> [Problem details]
Write the entries out again in full and unchanged, dropping every image.

> [Data for processing]
....................

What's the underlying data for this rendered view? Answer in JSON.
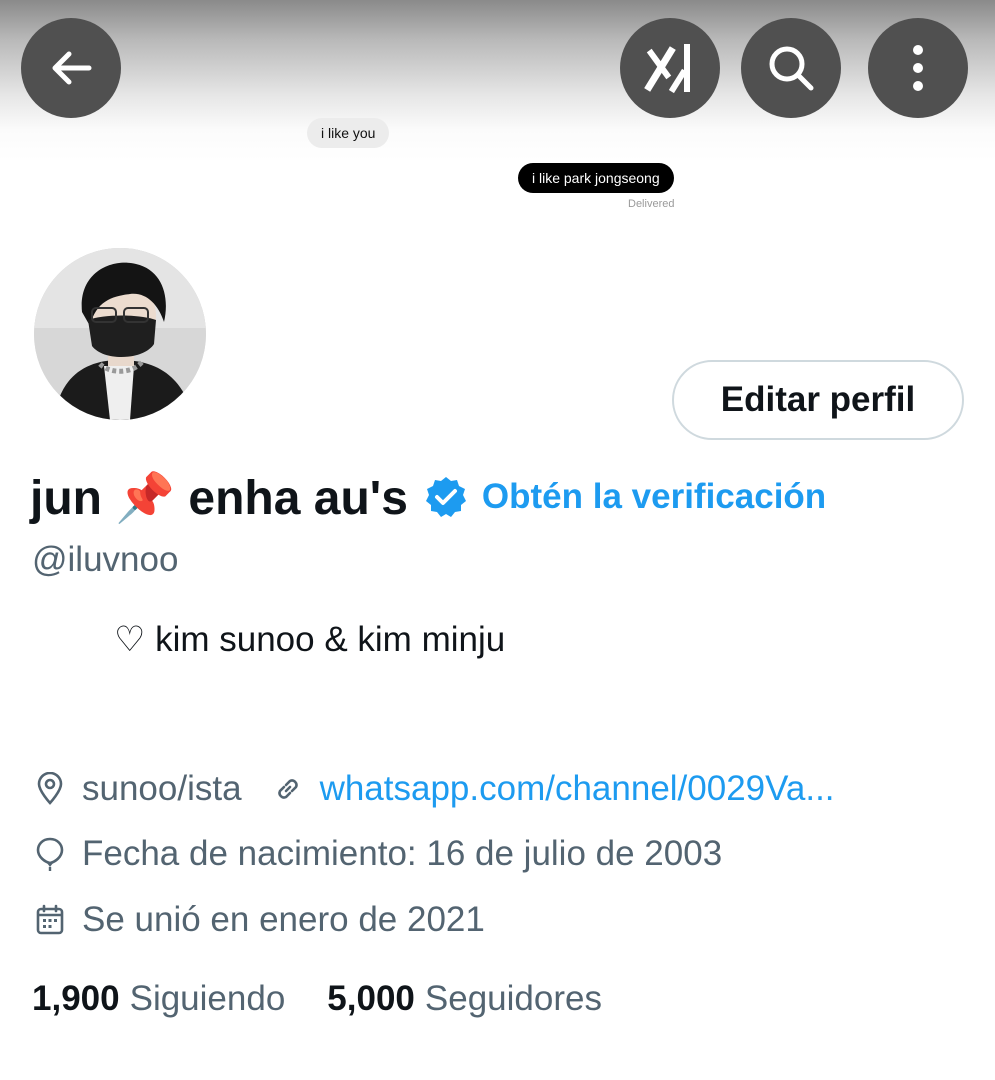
{
  "banner": {
    "message_in": "i like you",
    "message_out": "i like park jongseong",
    "status": "Delivered"
  },
  "header": {
    "back_icon": "arrow-left-icon",
    "grok_icon": "grok-icon",
    "search_icon": "search-icon",
    "more_icon": "more-vertical-icon"
  },
  "profile": {
    "edit_button": "Editar perfil",
    "name": "jun 📌 enha au's",
    "verified_icon": "verified-badge-icon",
    "get_verified": "Obtén la verificación",
    "handle": "@iluvnoo",
    "bio": "♡ kim sunoo & kim minju",
    "location": "sunoo/ista",
    "website": "whatsapp.com/channel/0029Va...",
    "birthday": "Fecha de nacimiento: 16 de julio de 2003",
    "joined": "Se unió en enero de 2021",
    "following_count": "1,900",
    "following_label": "Siguiendo",
    "followers_count": "5,000",
    "followers_label": "Seguidores"
  },
  "colors": {
    "accent": "#1d9bf0",
    "text": "#0f1419",
    "muted": "#536471",
    "header_button": "#505050"
  }
}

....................

> [Solution for this exercise]
What's the underlying data for this rendered view? Answer in JSON.
{
  "banner": {
    "message_in": "i like you",
    "message_out": "i like park jongseong",
    "status": "Delivered"
  },
  "header": {
    "back_icon": "arrow-left-icon",
    "grok_icon": "grok-icon",
    "search_icon": "search-icon",
    "more_icon": "more-vertical-icon"
  },
  "profile": {
    "edit_button": "Editar perfil",
    "name": "jun 📌 enha au's",
    "verified_icon": "verified-badge-icon",
    "get_verified": "Obtén la verificación",
    "handle": "@iluvnoo",
    "bio": "♡ kim sunoo & kim minju",
    "location": "sunoo/ista",
    "website": "whatsapp.com/channel/0029Va...",
    "birthday": "Fecha de nacimiento: 16 de julio de 2003",
    "joined": "Se unió en enero de 2021",
    "following_count": "1,900",
    "following_label": "Siguiendo",
    "followers_count": "5,000",
    "followers_label": "Seguidores"
  },
  "colors": {
    "accent": "#1d9bf0",
    "text": "#0f1419",
    "muted": "#536471",
    "header_button": "#505050"
  }
}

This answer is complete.